Please return each record exactly as it stands.

» SUPPLIED MATERIAL:

▽

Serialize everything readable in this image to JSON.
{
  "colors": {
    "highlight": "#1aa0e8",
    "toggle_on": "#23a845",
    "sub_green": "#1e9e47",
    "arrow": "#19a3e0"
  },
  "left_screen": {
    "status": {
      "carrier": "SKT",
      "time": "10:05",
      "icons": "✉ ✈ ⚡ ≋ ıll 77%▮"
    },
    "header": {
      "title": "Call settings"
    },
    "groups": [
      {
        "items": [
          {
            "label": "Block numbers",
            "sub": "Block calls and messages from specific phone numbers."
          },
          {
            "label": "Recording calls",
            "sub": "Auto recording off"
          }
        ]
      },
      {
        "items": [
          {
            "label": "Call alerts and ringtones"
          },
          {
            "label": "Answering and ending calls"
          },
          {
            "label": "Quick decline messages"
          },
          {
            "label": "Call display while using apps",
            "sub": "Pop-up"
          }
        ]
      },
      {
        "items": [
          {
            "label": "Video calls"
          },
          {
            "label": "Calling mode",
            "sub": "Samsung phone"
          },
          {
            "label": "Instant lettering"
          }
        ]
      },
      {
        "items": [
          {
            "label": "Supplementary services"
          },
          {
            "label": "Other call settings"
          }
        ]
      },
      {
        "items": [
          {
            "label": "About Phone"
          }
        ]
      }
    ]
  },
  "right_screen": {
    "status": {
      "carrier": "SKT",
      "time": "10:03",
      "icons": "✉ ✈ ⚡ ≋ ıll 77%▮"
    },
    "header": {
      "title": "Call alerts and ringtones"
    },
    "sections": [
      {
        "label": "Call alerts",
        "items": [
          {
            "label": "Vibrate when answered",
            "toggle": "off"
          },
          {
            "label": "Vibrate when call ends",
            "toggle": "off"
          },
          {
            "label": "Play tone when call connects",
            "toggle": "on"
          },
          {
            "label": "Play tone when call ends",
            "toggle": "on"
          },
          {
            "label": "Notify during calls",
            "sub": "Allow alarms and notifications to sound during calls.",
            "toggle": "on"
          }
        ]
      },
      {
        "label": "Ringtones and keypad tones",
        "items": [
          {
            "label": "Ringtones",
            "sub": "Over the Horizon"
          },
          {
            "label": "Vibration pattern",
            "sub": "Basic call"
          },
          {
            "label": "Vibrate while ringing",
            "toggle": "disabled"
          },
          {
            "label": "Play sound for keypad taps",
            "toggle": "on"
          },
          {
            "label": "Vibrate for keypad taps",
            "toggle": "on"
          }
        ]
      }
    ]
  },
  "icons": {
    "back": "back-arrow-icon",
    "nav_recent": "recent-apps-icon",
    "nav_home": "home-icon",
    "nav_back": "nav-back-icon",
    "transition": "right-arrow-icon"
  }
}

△

» OUTPUT:
Serialize everything readable in this image to JSON.
{
  "colors": {
    "highlight": "#1aa0e8",
    "toggle_on": "#23a845",
    "sub_green": "#1e9e47",
    "arrow": "#19a3e0"
  },
  "left_screen": {
    "status": {
      "carrier": "SKT",
      "time": "10:05",
      "icons": "✉ ✈ ⚡ ≋ ıll 77%▮"
    },
    "header": {
      "title": "Call settings"
    },
    "groups": [
      {
        "items": [
          {
            "label": "Block numbers",
            "sub": "Block calls and messages from specific phone numbers."
          },
          {
            "label": "Recording calls",
            "sub": "Auto recording off"
          }
        ]
      },
      {
        "items": [
          {
            "label": "Call alerts and ringtones"
          },
          {
            "label": "Answering and ending calls"
          },
          {
            "label": "Quick decline messages"
          },
          {
            "label": "Call display while using apps",
            "sub": "Pop-up"
          }
        ]
      },
      {
        "items": [
          {
            "label": "Video calls"
          },
          {
            "label": "Calling mode",
            "sub": "Samsung phone"
          },
          {
            "label": "Instant lettering"
          }
        ]
      },
      {
        "items": [
          {
            "label": "Supplementary services"
          },
          {
            "label": "Other call settings"
          }
        ]
      },
      {
        "items": [
          {
            "label": "About Phone"
          }
        ]
      }
    ]
  },
  "right_screen": {
    "status": {
      "carrier": "SKT",
      "time": "10:03",
      "icons": "✉ ✈ ⚡ ≋ ıll 77%▮"
    },
    "header": {
      "title": "Call alerts and ringtones"
    },
    "sections": [
      {
        "label": "Call alerts",
        "items": [
          {
            "label": "Vibrate when answered",
            "toggle": "off"
          },
          {
            "label": "Vibrate when call ends",
            "toggle": "off"
          },
          {
            "label": "Play tone when call connects",
            "toggle": "on"
          },
          {
            "label": "Play tone when call ends",
            "toggle": "on"
          },
          {
            "label": "Notify during calls",
            "sub": "Allow alarms and notifications to sound during calls.",
            "toggle": "on"
          }
        ]
      },
      {
        "label": "Ringtones and keypad tones",
        "items": [
          {
            "label": "Ringtones",
            "sub": "Over the Horizon"
          },
          {
            "label": "Vibration pattern",
            "sub": "Basic call"
          },
          {
            "label": "Vibrate while ringing",
            "toggle": "disabled"
          },
          {
            "label": "Play sound for keypad taps",
            "toggle": "on"
          },
          {
            "label": "Vibrate for keypad taps",
            "toggle": "on"
          }
        ]
      }
    ]
  },
  "icons": {
    "back": "back-arrow-icon",
    "nav_recent": "recent-apps-icon",
    "nav_home": "home-icon",
    "nav_back": "nav-back-icon",
    "transition": "right-arrow-icon"
  }
}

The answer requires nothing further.